BRIEF → The response must consist of every record, restated word for word.

[Element data from apps and pages]
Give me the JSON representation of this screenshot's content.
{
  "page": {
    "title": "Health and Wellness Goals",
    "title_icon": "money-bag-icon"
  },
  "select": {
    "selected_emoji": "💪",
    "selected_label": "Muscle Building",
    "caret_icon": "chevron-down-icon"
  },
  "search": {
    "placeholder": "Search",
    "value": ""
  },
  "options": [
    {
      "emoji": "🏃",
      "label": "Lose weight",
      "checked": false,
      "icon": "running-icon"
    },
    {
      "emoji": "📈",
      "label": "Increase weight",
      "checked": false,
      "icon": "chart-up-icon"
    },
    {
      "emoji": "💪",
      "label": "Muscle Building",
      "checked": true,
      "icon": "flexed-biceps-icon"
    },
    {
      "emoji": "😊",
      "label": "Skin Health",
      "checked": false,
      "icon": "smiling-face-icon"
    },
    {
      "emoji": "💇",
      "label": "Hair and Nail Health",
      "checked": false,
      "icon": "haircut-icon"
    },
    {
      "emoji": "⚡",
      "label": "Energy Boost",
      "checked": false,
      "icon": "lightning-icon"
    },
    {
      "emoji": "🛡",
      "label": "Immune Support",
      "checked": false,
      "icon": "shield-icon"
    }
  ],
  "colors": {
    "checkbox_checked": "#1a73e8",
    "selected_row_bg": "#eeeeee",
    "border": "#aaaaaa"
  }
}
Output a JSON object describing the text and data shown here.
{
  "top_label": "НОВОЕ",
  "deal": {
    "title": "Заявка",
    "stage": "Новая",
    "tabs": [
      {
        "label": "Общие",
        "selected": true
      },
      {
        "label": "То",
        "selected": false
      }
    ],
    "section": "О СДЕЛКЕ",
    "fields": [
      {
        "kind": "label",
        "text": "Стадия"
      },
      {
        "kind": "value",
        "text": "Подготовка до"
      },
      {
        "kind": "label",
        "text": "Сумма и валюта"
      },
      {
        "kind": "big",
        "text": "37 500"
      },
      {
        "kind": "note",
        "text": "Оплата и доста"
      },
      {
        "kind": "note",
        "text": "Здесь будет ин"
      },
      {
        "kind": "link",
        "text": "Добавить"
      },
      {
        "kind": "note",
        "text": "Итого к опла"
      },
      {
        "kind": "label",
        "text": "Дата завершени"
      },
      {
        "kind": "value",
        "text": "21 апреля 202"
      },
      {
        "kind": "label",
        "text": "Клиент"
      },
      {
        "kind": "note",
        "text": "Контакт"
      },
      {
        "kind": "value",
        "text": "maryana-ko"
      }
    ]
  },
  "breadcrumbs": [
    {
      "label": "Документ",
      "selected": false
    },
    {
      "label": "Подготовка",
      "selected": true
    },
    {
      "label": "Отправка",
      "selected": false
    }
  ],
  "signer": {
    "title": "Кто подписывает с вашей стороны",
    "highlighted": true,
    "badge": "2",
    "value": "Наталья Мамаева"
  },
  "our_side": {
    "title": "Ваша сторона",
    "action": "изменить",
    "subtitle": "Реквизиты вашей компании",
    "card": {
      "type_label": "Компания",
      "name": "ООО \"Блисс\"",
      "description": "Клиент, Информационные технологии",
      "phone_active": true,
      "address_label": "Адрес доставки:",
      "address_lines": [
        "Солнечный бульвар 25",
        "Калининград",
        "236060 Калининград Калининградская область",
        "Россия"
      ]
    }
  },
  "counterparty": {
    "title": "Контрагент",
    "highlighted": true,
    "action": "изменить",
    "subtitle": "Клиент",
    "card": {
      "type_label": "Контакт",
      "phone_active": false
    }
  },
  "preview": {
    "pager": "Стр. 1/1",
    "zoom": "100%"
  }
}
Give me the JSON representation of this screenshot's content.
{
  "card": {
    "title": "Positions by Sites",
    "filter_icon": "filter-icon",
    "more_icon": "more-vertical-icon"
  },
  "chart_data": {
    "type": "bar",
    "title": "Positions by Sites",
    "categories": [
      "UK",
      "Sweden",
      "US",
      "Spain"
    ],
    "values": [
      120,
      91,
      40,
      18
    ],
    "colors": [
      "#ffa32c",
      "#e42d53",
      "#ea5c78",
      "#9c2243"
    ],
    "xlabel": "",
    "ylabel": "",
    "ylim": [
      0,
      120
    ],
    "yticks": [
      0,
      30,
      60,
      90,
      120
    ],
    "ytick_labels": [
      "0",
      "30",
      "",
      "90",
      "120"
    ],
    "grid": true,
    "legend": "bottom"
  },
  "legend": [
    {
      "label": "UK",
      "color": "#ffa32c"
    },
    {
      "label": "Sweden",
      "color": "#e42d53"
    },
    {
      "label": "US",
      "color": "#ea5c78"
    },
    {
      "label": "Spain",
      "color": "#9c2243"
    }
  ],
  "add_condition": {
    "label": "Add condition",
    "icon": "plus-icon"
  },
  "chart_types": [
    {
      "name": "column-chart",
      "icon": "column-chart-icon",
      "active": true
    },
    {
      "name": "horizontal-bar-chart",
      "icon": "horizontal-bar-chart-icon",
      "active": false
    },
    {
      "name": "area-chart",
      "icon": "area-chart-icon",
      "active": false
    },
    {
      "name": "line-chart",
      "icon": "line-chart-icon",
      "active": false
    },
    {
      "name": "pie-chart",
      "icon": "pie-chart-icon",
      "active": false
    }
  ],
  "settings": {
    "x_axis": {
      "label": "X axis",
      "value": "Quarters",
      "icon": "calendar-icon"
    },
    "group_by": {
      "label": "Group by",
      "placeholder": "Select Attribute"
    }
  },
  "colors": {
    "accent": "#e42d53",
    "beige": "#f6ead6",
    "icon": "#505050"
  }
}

RESPONSE TO THIS EXERCISE →
Give me the JSON representation of this screenshot's content.
{
  "page": {
    "title": "Health and Wellness Goals",
    "title_icon": "money-bag-icon"
  },
  "select": {
    "selected_emoji": "💪",
    "selected_label": "Muscle Building",
    "caret_icon": "chevron-down-icon"
  },
  "search": {
    "placeholder": "Search",
    "value": ""
  },
  "options": [
    {
      "emoji": "🏃",
      "label": "Lose weight",
      "checked": false,
      "icon": "running-icon"
    },
    {
      "emoji": "📈",
      "label": "Increase weight",
      "checked": false,
      "icon": "chart-up-icon"
    },
    {
      "emoji": "💪",
      "label": "Muscle Building",
      "checked": true,
      "icon": "flexed-biceps-icon"
    },
    {
      "emoji": "😊",
      "label": "Skin Health",
      "checked": false,
      "icon": "smiling-face-icon"
    },
    {
      "emoji": "💇",
      "label": "Hair and Nail Health",
      "checked": false,
      "icon": "haircut-icon"
    },
    {
      "emoji": "⚡",
      "label": "Energy Boost",
      "checked": false,
      "icon": "lightning-icon"
    },
    {
      "emoji": "🛡",
      "label": "Immune Support",
      "checked": false,
      "icon": "shield-icon"
    }
  ],
  "colors": {
    "checkbox_checked": "#1a73e8",
    "selected_row_bg": "#eeeeee",
    "border": "#aaaaaa"
  }
}
Output a JSON object describing the text and data shown here.
{
  "top_label": "НОВОЕ",
  "deal": {
    "title": "Заявка",
    "stage": "Новая",
    "tabs": [
      {
        "label": "Общие",
        "selected": true
      },
      {
        "label": "То",
        "selected": false
      }
    ],
    "section": "О СДЕЛКЕ",
    "fields": [
      {
        "kind": "label",
        "text": "Стадия"
      },
      {
        "kind": "value",
        "text": "Подготовка до"
      },
      {
        "kind": "label",
        "text": "Сумма и валюта"
      },
      {
        "kind": "big",
        "text": "37 500"
      },
      {
        "kind": "note",
        "text": "Оплата и доста"
      },
      {
        "kind": "note",
        "text": "Здесь будет ин"
      },
      {
        "kind": "link",
        "text": "Добавить"
      },
      {
        "kind": "note",
        "text": "Итого к опла"
      },
      {
        "kind": "label",
        "text": "Дата завершени"
      },
      {
        "kind": "value",
        "text": "21 апреля 202"
      },
      {
        "kind": "label",
        "text": "Клиент"
      },
      {
        "kind": "note",
        "text": "Контакт"
      },
      {
        "kind": "value",
        "text": "maryana-ko"
      }
    ]
  },
  "breadcrumbs": [
    {
      "label": "Документ",
      "selected": false
    },
    {
      "label": "Подготовка",
      "selected": true
    },
    {
      "label": "Отправка",
      "selected": false
    }
  ],
  "signer": {
    "title": "Кто подписывает с вашей стороны",
    "highlighted": true,
    "badge": "2",
    "value": "Наталья Мамаева"
  },
  "our_side": {
    "title": "Ваша сторона",
    "action": "изменить",
    "subtitle": "Реквизиты вашей компании",
    "card": {
      "type_label": "Компания",
      "name": "ООО \"Блисс\"",
      "description": "Клиент, Информационные технологии",
      "phone_active": true,
      "address_label": "Адрес доставки:",
      "address_lines": [
        "Солнечный бульвар 25",
        "Калининград",
        "236060 Калининград Калининградская область",
        "Россия"
      ]
    }
  },
  "counterparty": {
    "title": "Контрагент",
    "highlighted": true,
    "action": "изменить",
    "subtitle": "Клиент",
    "card": {
      "type_label": "Контакт",
      "phone_active": false
    }
  },
  "preview": {
    "pager": "Стр. 1/1",
    "zoom": "100%"
  }
}
Give me the JSON representation of this screenshot's content.
{
  "card": {
    "title": "Positions by Sites",
    "filter_icon": "filter-icon",
    "more_icon": "more-vertical-icon"
  },
  "chart_data": {
    "type": "bar",
    "title": "Positions by Sites",
    "categories": [
      "UK",
      "Sweden",
      "US",
      "Spain"
    ],
    "values": [
      120,
      91,
      40,
      18
    ],
    "colors": [
      "#ffa32c",
      "#e42d53",
      "#ea5c78",
      "#9c2243"
    ],
    "xlabel": "",
    "ylabel": "",
    "ylim": [
      0,
      120
    ],
    "yticks": [
      0,
      30,
      60,
      90,
      120
    ],
    "ytick_labels": [
      "0",
      "30",
      "",
      "90",
      "120"
    ],
    "grid": true,
    "legend": "bottom"
  },
  "legend": [
    {
      "label": "UK",
      "color": "#ffa32c"
    },
    {
      "label": "Sweden",
      "color": "#e42d53"
    },
    {
      "label": "US",
      "color": "#ea5c78"
    },
    {
      "label": "Spain",
      "color": "#9c2243"
    }
  ],
  "add_condition": {
    "label": "Add condition",
    "icon": "plus-icon"
  },
  "chart_types": [
    {
      "name": "column-chart",
      "icon": "column-chart-icon",
      "active": true
    },
    {
      "name": "horizontal-bar-chart",
      "icon": "horizontal-bar-chart-icon",
      "active": false
    },
    {
      "name": "area-chart",
      "icon": "area-chart-icon",
      "active": false
    },
    {
      "name": "line-chart",
      "icon": "line-chart-icon",
      "active": false
    },
    {
      "name": "pie-chart",
      "icon": "pie-chart-icon",
      "active": false
    }
  ],
  "settings": {
    "x_axis": {
      "label": "X axis",
      "value": "Quarters",
      "icon": "calendar-icon"
    },
    "group_by": {
      "label": "Group by",
      "placeholder": "Select Attribute"
    }
  },
  "colors": {
    "accent": "#e42d53",
    "beige": "#f6ead6",
    "icon": "#505050"
  }
}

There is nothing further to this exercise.